Thanks to Skyward, parents can truly monitor their children's education; students can forget trying to intercept progress reports in the mail. So much for white-out and the time honored trick of transforming a "D" to a "B". And yet....the sociologist in me is uneasy. For one thing, parents who are not computer-savvy, lack access to the Internet, and/or have limited English are at a disadvantage. I'm guessing that it some of these parents who need feedback the most.

Also, these educational data systems are part of a larger data capturing revolution that gives me pause. I am currently reading a fascinating book, The Numberati by Stephen Baker. Baker explores how all of our on-line actions are monitored, aggregated and analyzed by the likes of marketers, employers, political operatives, and the health insurance industry.

Through metrics and statistical modeling, institutions can gather and analyze every stroke we take on our computer, as well as some of our off-line behavior. If marketers can predict our purchases based on our Netflix queue, what can school districts - and potentially colleges, universities or the ROTC - find out about our students through our activities on programs such as Skyward Access?

And all this quantification, of course, does not take into account soft intangibles, nuances, the human element. Do I not check Skyward very often because I am indifferent or because I have good communication with my son and his teachers? As for Dad Y down the block who checks daily - how can numbers say if he does so because he wants his daughter to get into Stanford or because she spends her waking hours locked in her room and won't tell her folks about her school life?

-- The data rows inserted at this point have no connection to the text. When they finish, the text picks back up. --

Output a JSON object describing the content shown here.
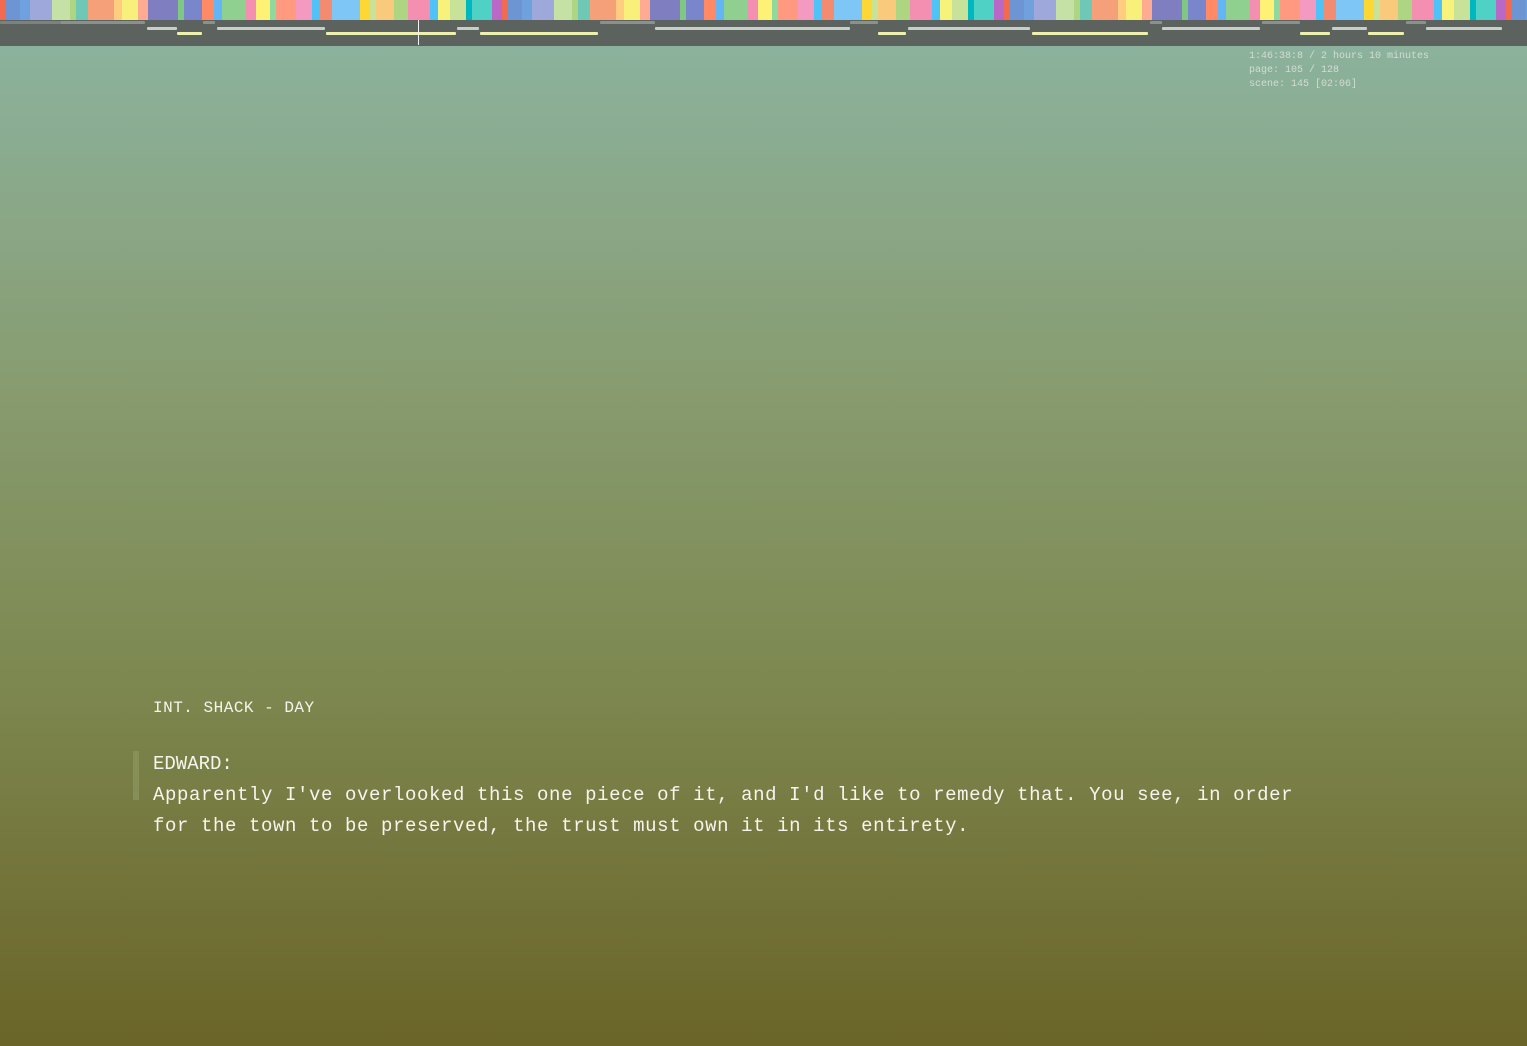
{
  "timeline": {
    "scene_colors": [
      "#f26b4f",
      "#f7f27a",
      "#c9e29a",
      "#f49ac1",
      "#8fcf8f",
      "#7f7ec0",
      "#6fc7b5",
      "#6e95d3",
      "#c9e29a",
      "#f9c97c",
      "#4fc3f7",
      "#f48fb1",
      "#81c784",
      "#f6a07a",
      "#6fa1de",
      "#00b6bf",
      "#aed581",
      "#f28b6f",
      "#fff176",
      "#7986cb",
      "#ffcc80",
      "#9fa8da",
      "#4fd1c5",
      "#f48fb1",
      "#7ec6f5",
      "#8fd99e",
      "#ff8a65",
      "#f8f07a",
      "#c5e1a5",
      "#ba68c8",
      "#4fc3f7",
      "#fdd835",
      "#ff9a80",
      "#64b5f6",
      "#ffab91",
      "#aed581"
    ],
    "playhead_progress": 0.2735
  },
  "status": {
    "time": "1:46:38:8 / 2 hours 10 minutes",
    "page": "page: 105 / 128",
    "scene": "scene: 145 [02:06]"
  },
  "scene": {
    "heading": "INT. SHACK - DAY",
    "speaker": "EDWARD:",
    "dialogue": "Apparently I've overlooked this one piece of it, and I'd like to remedy that. You see, in order for the town to be preserved, the trust must own it in its entirety."
  }
}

In the end, I think we should be grateful for computer-based tools that provide information to abet our parenting. But at the same time, we should be cautious and maybe nervous. Am I being paranoid? What do you think?


Shea's Mom said...

Wow, I am with you. I find this sort of creepy.

And, can savvy teen computer heads hack into the system to change their grades?

Who knows?

Carol said...

That's a REALLY good questions. I have heard stories of college kids hacking into their professors' computers. I imagine they have some safeguards built in, but these kids are pretty crafty!!

Pam said...

Hello, you may call me weird but I just don't bother to check out our 17 year old daughters grades on the computer. She will be an adult someday soon and have to monitor her own work or lack thereof. And so much learning cannot be measured well with numbers, such as social skills. And yes, Carol, I believe your fears are quite valid. Pam